By Tiffany Trader

Leading Solution Providers

Is Liquid Cooling Ready to Go Mainstream?

February 13, 2017

Lost in the frenzy of SC16 was a substantial rise in the number of vendors showing server oriented liquid cooling technologies. Three decades ago liquid cooling was pretty much the exclusive realm of the Cray-2 and IBM mainframe class products. That’s changing. We are now seeing an emergence of x86 class server products with exotic plumbing technology ranging from Direct-to-Chip to servers and storage completely immersed in a dielectric fluid. Read more…

By Steve Campbell

Enlisting Deep Learning in the War on Cancer

December 7, 2016

Sometime in Q2 2017 the first ‘results’ of the Joint Design of Advanced Computing Solutions for Cancer (JDACS4C) will become publicly available according to Rick Stevens. He leads one of three JDACS4C pilot projects pressing deep learning (DL) into service in the War on Cancer. Read more…

By John Russell

BioTeam’s Berman Charts 2017 HPC Trends in Life Sciences

January 4, 2017

Twenty years ago high performance computing was nearly absent from life sciences. Today it’s used throughout life sciences and biomedical research. Genomics and the data deluge from modern lab instruments are the main drivers, but so is the longer-term desire to perform predictive simulation in support of Precision Medicine (PM). There’s even a specialized life sciences supercomputer, ‘Anton’ from D.E. Shaw Research, and the Pittsburgh Supercomputing Center is standing up its second Anton 2 and actively soliciting project proposals. There’s a lot going on. Read more…

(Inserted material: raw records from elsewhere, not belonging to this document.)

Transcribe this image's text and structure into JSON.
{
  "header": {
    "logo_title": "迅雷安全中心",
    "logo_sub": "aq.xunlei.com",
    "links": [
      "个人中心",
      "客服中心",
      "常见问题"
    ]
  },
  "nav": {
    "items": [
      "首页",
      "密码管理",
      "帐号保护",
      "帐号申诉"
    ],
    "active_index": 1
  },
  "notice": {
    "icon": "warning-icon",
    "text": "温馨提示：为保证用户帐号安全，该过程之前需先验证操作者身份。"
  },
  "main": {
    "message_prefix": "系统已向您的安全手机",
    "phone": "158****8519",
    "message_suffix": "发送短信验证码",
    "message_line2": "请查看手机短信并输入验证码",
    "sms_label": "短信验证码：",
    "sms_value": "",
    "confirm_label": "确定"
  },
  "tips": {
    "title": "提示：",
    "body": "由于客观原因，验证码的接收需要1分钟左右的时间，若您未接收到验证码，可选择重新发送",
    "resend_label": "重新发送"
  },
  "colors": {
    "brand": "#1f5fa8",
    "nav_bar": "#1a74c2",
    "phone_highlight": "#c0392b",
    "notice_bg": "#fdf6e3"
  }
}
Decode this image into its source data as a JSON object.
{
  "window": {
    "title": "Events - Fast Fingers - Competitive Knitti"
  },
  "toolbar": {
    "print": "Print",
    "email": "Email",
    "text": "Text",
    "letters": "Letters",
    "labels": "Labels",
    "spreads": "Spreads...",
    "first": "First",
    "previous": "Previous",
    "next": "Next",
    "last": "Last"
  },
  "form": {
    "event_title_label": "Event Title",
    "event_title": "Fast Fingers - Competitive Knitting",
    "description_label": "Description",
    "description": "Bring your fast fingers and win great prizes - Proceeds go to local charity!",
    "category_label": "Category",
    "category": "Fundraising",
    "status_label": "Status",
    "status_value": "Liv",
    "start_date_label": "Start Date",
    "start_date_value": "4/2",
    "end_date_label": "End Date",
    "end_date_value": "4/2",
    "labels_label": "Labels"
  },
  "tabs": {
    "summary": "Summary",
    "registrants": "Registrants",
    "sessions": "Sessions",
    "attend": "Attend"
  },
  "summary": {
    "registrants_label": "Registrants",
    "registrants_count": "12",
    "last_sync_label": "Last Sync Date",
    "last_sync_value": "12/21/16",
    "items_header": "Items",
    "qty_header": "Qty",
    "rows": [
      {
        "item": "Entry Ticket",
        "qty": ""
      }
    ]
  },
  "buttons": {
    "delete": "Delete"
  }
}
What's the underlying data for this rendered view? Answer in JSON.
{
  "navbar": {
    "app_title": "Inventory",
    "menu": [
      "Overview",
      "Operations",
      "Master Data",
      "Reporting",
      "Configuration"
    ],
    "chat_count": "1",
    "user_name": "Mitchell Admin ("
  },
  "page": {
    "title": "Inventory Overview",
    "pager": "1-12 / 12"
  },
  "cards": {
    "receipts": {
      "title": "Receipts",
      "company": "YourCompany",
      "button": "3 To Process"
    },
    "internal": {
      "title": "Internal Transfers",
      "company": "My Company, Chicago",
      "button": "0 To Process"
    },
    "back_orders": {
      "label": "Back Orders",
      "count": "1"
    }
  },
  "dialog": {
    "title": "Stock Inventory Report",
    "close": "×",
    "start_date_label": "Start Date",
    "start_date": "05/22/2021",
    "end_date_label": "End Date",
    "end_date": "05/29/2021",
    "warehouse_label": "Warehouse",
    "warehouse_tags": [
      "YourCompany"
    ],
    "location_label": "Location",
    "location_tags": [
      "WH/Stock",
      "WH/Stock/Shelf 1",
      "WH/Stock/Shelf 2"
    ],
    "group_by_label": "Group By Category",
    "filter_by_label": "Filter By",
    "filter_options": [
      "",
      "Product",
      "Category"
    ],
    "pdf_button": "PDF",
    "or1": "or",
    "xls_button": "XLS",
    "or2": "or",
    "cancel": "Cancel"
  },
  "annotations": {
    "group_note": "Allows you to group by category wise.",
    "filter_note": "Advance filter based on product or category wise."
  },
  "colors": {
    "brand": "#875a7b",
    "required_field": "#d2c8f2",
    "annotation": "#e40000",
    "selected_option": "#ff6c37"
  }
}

By John Russell

HPC Startup Advances Auto-Parallelization’s Promise

January 23, 2017

The shift from single core to multicore hardware has made finding parallelism in codes more important than ever, but that hasn’t made the task of parallel programming any easier. Read more…

By Tiffany Trader

HPC Technique Propels Deep Learning at Scale

February 21, 2017

Researchers from Baidu’s Silicon Valley AI Lab (SVAIL) have adapted a well-known HPC communication technique to boost the speed and scale of their neural network training and now they are sharing their implementation with the larger deep learning community. Read more…

By Tiffany Trader

CPU Benchmarking: Haswell Versus POWER8

June 2, 2015

With OpenPOWER activity ramping up and IBM’s prominent role in the upcoming DOE machines Summit and Sierra, it’s a good time to look at how the IBM POWER CPU stacks up against the x86 Xeon Haswell CPU from Intel. Read more…

By Tiffany Trader

IDG to Be Bought by Chinese Investors; IDC to Spin Out HPC Group

January 19, 2017

US-based publishing and investment firm International Data Group, Inc. (IDG) will be acquired by a pair of Chinese investors, China Oceanwide Holdings Group Co., Ltd. Read more…

By Tiffany Trader

US Supercomputing Leaders Tackle the China Question

March 15, 2017

Joint DOE-NSA report responds to the increased global pressures impacting the competitiveness of U.S. supercomputing. Read more…

By Tiffany Trader

  • arrow
  • Click Here for More Headlines
  • arrow
Share This